Element data from apps and pages:

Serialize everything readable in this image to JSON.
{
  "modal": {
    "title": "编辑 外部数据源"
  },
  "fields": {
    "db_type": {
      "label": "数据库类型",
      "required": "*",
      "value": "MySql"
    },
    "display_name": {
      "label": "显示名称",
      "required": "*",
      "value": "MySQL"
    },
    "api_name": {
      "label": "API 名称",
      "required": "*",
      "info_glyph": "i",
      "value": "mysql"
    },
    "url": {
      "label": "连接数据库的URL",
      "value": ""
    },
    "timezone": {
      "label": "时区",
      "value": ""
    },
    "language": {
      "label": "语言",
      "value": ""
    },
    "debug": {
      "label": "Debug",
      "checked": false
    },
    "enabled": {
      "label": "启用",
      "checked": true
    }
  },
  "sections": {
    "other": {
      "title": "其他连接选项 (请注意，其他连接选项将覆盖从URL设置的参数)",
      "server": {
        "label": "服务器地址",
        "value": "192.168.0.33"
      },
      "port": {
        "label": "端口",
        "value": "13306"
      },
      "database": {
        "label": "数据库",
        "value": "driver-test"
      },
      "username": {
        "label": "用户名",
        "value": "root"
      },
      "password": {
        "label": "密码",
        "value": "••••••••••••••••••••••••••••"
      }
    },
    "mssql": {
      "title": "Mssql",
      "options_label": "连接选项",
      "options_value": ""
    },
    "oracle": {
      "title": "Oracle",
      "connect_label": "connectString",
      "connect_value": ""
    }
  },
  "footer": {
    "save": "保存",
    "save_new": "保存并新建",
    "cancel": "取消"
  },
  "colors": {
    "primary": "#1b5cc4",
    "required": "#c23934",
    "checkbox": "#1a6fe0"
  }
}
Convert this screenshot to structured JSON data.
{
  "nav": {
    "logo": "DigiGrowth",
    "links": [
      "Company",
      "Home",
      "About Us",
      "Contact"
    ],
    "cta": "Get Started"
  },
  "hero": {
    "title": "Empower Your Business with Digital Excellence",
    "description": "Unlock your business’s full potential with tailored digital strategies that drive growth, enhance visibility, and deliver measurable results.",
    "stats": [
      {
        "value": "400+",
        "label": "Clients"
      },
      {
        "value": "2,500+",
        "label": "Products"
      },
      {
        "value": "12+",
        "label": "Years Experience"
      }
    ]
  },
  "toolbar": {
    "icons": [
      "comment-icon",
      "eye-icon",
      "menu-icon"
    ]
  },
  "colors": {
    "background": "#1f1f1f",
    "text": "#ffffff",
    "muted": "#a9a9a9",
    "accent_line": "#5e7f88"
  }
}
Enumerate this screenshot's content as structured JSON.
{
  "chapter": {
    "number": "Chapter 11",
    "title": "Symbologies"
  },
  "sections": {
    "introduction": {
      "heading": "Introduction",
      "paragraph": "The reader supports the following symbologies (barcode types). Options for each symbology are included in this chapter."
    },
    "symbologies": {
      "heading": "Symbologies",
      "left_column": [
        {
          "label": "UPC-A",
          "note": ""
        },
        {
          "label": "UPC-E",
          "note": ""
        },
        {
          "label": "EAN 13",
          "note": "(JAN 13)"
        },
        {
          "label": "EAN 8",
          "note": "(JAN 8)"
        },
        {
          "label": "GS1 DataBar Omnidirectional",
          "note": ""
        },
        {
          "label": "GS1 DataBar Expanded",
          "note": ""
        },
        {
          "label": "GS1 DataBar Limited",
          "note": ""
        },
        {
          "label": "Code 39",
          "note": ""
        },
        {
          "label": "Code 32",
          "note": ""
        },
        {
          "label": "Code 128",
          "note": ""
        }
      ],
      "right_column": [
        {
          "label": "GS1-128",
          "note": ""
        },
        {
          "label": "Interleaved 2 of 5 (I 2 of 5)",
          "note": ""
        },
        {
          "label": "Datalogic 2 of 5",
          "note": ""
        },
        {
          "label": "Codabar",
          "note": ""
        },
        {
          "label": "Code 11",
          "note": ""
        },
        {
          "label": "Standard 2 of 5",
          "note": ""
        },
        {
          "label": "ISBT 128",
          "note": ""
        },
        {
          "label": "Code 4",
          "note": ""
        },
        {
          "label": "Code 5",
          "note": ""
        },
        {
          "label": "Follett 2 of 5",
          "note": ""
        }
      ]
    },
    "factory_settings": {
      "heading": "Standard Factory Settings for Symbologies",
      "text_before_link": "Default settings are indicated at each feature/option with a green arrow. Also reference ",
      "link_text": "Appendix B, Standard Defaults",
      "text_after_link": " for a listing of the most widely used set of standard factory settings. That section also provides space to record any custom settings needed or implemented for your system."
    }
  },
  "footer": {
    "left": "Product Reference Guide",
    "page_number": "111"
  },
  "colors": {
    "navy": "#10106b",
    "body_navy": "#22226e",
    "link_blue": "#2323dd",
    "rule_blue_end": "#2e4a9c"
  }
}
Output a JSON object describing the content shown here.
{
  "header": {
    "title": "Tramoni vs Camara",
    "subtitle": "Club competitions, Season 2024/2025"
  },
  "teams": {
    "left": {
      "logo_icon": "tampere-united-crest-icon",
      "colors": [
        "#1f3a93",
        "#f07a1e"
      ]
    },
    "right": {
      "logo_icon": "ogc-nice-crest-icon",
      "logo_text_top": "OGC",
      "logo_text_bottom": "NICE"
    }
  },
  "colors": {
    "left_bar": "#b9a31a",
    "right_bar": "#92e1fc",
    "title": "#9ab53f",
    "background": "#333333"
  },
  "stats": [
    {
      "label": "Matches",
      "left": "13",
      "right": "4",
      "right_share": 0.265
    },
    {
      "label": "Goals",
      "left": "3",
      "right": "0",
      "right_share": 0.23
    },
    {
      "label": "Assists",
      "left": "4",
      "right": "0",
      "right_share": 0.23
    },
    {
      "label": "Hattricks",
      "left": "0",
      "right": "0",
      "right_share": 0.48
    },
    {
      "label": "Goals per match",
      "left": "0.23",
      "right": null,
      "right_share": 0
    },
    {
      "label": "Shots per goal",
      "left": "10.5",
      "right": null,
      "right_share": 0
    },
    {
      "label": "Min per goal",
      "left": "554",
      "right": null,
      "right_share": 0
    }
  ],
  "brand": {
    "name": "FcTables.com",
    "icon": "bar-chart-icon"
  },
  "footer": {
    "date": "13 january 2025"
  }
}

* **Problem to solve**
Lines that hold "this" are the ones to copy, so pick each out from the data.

* **Answer to the problem**
Serialize everything readable in this image to JSON.
Convert this screenshot to structured JSON data.
Enumerate this screenshot's content as structured JSON.
      "paragraph": "The reader supports the following symbologies (barcode types). Options for each symbology are included in this chapter."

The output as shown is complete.